Should a line in the entries below contain "isos", return that line.

▸ **Data**:
------------------------------------

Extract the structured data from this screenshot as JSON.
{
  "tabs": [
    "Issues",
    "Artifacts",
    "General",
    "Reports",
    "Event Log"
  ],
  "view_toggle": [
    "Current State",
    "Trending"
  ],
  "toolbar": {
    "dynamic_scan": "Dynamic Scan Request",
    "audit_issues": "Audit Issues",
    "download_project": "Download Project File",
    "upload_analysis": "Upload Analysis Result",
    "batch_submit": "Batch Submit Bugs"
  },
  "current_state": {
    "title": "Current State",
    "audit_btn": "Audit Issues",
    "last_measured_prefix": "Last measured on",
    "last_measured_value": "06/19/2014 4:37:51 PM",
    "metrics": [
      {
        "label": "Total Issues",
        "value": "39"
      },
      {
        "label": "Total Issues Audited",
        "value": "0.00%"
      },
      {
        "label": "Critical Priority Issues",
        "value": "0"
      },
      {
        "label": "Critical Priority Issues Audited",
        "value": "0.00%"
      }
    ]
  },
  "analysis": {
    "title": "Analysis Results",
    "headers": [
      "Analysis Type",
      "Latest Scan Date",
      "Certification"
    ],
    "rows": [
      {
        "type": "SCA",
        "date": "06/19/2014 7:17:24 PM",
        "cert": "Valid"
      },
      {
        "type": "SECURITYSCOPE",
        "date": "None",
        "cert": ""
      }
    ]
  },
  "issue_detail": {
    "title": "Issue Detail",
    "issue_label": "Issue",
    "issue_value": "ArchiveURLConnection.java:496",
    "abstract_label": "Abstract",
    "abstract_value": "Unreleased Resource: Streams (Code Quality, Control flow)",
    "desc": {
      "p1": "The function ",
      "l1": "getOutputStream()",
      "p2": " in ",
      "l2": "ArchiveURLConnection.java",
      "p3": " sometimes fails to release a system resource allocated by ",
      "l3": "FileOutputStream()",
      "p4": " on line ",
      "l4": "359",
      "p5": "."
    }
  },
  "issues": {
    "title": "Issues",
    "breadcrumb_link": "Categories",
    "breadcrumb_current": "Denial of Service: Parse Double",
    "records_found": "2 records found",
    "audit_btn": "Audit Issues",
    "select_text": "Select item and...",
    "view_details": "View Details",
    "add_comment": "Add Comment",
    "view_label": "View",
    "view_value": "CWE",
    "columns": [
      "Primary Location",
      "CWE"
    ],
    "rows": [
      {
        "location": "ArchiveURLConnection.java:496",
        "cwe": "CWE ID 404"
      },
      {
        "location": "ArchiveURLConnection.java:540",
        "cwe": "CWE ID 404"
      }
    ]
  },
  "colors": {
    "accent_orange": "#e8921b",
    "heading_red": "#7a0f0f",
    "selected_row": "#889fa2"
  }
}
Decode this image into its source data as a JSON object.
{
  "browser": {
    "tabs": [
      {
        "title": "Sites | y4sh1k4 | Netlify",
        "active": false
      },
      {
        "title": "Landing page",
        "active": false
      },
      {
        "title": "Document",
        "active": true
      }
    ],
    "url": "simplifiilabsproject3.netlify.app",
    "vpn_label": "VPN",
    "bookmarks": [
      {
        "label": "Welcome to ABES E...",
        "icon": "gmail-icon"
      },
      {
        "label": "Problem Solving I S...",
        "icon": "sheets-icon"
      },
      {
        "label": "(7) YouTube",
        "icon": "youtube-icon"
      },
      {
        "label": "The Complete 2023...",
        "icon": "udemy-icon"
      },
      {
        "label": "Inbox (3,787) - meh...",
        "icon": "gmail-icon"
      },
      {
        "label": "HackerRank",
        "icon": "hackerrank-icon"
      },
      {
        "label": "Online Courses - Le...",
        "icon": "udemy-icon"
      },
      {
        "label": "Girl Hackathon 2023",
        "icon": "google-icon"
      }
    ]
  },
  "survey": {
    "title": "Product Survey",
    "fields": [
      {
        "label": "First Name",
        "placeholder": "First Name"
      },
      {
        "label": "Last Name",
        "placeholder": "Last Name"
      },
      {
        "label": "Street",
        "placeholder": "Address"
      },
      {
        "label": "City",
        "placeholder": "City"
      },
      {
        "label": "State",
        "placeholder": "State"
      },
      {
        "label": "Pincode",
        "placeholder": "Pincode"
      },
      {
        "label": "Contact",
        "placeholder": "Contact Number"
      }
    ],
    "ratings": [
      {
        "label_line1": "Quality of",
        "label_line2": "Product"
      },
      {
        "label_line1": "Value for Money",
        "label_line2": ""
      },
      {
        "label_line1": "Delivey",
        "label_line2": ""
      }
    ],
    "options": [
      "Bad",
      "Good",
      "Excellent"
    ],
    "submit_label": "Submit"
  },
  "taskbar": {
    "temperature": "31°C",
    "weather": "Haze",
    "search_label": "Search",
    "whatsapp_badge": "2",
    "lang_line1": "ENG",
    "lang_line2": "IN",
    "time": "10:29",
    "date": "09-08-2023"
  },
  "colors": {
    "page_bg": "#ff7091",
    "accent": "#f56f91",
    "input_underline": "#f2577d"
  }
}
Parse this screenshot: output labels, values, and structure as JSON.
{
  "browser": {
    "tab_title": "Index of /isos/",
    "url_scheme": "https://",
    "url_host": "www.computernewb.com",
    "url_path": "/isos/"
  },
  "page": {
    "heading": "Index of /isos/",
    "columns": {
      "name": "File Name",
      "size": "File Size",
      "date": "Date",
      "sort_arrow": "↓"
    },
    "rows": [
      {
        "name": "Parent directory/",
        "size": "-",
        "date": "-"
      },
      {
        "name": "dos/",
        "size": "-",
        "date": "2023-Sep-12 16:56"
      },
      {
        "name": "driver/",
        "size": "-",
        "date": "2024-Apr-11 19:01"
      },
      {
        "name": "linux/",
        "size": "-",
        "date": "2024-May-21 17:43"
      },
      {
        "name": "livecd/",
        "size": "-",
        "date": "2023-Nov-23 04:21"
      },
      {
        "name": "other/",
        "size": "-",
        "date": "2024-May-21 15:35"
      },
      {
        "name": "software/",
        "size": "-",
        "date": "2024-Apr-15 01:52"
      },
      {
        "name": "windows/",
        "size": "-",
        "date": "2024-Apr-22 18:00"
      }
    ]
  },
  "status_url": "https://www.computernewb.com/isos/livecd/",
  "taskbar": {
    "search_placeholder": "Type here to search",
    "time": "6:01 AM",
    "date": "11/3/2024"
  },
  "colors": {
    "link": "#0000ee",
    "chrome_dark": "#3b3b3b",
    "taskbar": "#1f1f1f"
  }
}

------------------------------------

▸ **Exercise result**:
    "tab_title": "Index of /isos/",
    "url_path": "/isos/"
    "heading": "Index of /isos/",
  "status_url": "https://www.computernewb.com/isos/livecd/",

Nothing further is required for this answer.